Web page and app entries:
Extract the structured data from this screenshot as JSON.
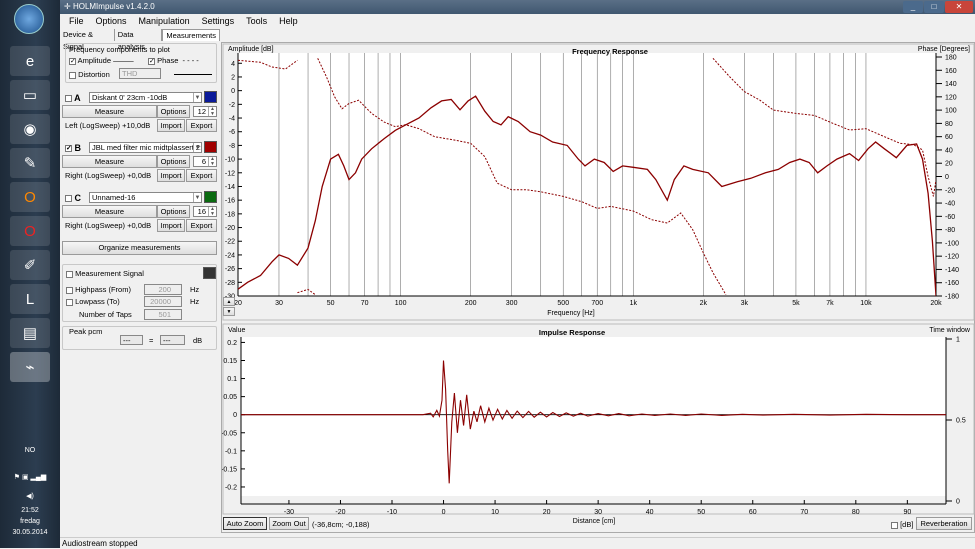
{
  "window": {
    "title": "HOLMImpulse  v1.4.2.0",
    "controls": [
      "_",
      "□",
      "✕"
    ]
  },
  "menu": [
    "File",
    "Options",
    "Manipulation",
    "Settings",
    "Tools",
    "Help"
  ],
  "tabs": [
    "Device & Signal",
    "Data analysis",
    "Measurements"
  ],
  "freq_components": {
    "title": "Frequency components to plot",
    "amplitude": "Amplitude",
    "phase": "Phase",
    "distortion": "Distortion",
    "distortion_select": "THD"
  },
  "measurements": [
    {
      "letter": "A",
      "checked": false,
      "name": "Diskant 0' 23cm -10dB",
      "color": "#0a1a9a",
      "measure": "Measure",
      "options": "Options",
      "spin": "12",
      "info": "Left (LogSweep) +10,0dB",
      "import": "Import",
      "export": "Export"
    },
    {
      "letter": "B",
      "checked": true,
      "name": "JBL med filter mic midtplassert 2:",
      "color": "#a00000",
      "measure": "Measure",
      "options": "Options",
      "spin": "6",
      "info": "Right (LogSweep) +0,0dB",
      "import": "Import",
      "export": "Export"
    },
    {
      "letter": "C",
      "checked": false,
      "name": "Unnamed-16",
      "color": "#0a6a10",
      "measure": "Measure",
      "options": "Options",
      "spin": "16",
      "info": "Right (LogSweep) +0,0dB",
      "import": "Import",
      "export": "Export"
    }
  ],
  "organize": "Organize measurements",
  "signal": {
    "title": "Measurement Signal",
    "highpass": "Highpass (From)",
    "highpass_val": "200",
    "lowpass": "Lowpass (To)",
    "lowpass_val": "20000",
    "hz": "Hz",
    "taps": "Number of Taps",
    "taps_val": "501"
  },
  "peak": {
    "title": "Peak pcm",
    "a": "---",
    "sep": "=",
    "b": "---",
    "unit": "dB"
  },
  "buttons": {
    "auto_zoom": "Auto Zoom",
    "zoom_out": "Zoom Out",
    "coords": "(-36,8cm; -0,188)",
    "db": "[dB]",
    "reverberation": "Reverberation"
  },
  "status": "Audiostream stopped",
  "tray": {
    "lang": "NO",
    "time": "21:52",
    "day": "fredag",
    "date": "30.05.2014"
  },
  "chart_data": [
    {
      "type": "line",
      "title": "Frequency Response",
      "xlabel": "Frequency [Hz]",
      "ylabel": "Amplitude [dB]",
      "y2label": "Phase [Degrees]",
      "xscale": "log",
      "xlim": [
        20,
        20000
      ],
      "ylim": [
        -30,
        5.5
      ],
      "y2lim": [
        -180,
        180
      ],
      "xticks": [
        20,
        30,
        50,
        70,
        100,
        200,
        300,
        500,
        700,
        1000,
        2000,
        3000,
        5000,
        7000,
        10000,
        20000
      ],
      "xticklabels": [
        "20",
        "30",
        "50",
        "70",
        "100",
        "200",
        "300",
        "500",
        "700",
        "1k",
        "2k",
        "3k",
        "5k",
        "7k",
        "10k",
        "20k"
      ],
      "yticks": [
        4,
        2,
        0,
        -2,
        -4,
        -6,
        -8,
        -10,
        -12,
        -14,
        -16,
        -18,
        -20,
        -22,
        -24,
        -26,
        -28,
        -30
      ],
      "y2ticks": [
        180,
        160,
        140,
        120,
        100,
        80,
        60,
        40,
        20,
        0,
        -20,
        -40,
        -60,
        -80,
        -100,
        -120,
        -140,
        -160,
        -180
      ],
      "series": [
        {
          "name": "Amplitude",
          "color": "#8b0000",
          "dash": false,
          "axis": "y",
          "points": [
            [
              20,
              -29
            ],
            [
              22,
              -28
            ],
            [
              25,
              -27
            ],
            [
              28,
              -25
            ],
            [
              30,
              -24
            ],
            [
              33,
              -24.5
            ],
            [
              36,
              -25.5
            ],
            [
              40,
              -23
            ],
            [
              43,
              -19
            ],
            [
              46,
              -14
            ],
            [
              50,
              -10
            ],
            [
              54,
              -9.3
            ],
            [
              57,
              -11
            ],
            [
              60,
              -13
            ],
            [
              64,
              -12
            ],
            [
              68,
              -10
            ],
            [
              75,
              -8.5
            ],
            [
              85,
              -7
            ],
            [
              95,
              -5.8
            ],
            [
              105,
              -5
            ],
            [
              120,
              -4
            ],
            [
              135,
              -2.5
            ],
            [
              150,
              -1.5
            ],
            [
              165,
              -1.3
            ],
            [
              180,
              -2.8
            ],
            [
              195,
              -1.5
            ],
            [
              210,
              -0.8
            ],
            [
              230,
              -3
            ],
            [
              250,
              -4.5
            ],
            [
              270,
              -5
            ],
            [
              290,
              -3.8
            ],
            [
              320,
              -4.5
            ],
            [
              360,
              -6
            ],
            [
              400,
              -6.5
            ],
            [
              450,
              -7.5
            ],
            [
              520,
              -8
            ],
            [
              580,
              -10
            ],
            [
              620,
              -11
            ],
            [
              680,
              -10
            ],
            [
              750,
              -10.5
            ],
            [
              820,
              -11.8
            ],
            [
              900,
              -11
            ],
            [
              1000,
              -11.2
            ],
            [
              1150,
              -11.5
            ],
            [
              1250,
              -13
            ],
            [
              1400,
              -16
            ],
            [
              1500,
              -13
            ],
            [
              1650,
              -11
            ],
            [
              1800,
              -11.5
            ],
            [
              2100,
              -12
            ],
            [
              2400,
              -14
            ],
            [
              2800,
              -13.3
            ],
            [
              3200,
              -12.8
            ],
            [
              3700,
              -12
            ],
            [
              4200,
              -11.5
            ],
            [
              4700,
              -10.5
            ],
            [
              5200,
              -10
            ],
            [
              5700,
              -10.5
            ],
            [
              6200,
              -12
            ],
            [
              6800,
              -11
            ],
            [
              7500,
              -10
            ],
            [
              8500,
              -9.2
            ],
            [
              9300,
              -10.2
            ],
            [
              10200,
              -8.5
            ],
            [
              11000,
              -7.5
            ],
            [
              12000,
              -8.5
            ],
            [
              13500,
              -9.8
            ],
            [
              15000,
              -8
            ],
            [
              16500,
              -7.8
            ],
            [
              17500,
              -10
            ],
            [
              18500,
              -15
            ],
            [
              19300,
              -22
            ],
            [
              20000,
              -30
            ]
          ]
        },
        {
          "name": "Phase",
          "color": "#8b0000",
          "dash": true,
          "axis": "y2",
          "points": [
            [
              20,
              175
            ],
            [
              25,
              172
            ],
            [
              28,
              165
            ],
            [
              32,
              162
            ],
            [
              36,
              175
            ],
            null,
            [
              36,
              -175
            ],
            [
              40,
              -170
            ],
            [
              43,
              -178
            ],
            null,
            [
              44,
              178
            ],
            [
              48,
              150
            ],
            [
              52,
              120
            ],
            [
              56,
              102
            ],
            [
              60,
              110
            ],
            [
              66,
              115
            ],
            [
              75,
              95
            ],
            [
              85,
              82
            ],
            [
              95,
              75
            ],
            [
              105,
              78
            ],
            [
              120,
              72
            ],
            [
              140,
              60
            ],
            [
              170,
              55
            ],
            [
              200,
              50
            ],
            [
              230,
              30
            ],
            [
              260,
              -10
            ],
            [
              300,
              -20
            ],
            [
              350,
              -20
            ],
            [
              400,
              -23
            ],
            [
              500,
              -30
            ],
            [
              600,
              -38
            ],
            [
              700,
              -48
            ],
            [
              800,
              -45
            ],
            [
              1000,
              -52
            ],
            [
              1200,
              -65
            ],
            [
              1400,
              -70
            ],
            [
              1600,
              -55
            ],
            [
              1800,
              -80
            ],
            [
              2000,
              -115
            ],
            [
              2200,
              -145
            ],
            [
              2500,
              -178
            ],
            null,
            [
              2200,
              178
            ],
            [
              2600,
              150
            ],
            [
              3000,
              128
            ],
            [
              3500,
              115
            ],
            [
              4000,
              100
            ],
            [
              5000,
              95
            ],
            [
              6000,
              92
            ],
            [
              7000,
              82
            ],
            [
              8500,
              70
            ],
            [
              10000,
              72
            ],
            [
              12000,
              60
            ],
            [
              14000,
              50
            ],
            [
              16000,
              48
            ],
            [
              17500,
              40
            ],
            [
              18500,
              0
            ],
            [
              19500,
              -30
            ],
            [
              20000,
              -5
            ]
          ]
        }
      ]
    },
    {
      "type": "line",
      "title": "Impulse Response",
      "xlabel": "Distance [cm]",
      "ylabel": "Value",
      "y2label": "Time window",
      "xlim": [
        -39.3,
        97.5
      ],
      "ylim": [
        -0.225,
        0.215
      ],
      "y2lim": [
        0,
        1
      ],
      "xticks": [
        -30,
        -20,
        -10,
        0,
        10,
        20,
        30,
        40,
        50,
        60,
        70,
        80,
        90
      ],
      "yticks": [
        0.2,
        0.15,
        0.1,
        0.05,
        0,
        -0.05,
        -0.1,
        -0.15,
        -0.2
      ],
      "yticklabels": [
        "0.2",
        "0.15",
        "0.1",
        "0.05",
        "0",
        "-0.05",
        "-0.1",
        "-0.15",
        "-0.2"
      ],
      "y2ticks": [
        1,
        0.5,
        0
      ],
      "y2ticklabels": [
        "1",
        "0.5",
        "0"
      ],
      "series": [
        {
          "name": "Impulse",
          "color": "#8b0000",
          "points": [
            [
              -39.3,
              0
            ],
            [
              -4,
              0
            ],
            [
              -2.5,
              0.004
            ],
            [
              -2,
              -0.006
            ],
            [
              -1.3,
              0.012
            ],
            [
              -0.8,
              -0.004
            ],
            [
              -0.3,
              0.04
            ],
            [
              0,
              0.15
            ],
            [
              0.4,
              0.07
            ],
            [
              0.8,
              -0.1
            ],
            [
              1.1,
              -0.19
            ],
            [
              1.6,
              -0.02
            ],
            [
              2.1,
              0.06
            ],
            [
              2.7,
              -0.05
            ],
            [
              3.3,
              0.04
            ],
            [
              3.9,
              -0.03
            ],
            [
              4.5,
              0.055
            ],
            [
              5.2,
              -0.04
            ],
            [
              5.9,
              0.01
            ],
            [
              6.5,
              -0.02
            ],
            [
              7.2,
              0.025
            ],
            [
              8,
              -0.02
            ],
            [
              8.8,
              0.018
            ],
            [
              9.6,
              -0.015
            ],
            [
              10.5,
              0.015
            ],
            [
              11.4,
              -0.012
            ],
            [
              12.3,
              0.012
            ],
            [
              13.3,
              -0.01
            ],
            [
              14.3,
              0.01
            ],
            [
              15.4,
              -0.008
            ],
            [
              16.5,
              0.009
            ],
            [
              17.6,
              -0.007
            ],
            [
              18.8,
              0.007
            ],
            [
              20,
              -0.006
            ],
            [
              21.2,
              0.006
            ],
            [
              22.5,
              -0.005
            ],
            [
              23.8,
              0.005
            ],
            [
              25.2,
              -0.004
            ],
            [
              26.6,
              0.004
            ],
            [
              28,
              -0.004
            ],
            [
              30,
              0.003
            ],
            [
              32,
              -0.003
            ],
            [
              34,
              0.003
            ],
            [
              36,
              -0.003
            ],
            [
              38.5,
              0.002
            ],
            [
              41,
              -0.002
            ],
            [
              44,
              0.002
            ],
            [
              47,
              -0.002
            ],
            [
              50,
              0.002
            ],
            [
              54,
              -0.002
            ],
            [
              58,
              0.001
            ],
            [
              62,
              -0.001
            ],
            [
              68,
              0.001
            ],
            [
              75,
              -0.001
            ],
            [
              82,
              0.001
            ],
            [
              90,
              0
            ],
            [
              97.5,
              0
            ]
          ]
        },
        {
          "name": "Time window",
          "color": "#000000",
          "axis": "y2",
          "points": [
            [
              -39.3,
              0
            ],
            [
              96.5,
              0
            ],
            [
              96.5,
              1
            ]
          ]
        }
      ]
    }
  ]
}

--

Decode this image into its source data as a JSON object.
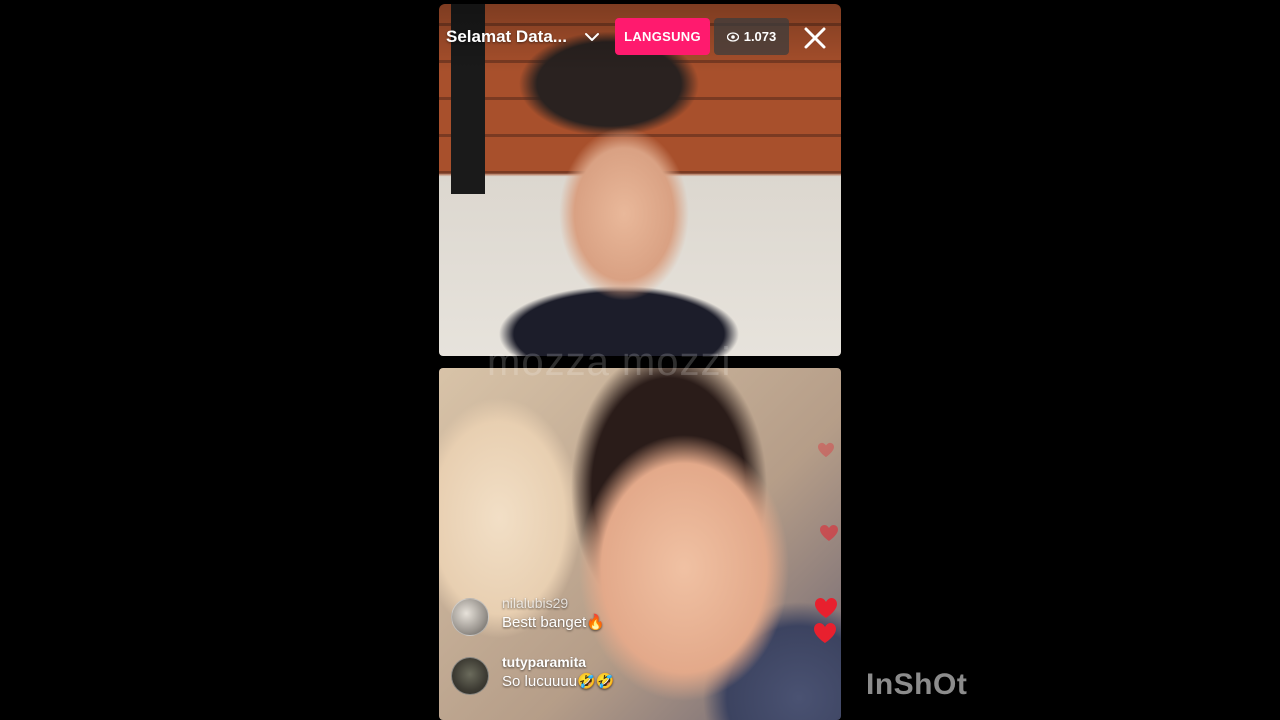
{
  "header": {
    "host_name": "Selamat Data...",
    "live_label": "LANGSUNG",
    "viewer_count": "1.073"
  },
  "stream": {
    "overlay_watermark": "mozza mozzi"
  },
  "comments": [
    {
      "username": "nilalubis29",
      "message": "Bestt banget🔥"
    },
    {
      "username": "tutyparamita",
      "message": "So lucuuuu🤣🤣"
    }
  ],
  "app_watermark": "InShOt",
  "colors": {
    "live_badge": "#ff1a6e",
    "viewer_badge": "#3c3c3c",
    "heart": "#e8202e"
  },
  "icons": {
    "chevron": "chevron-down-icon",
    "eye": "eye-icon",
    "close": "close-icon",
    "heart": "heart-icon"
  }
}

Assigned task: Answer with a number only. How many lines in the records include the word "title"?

The completed task: 6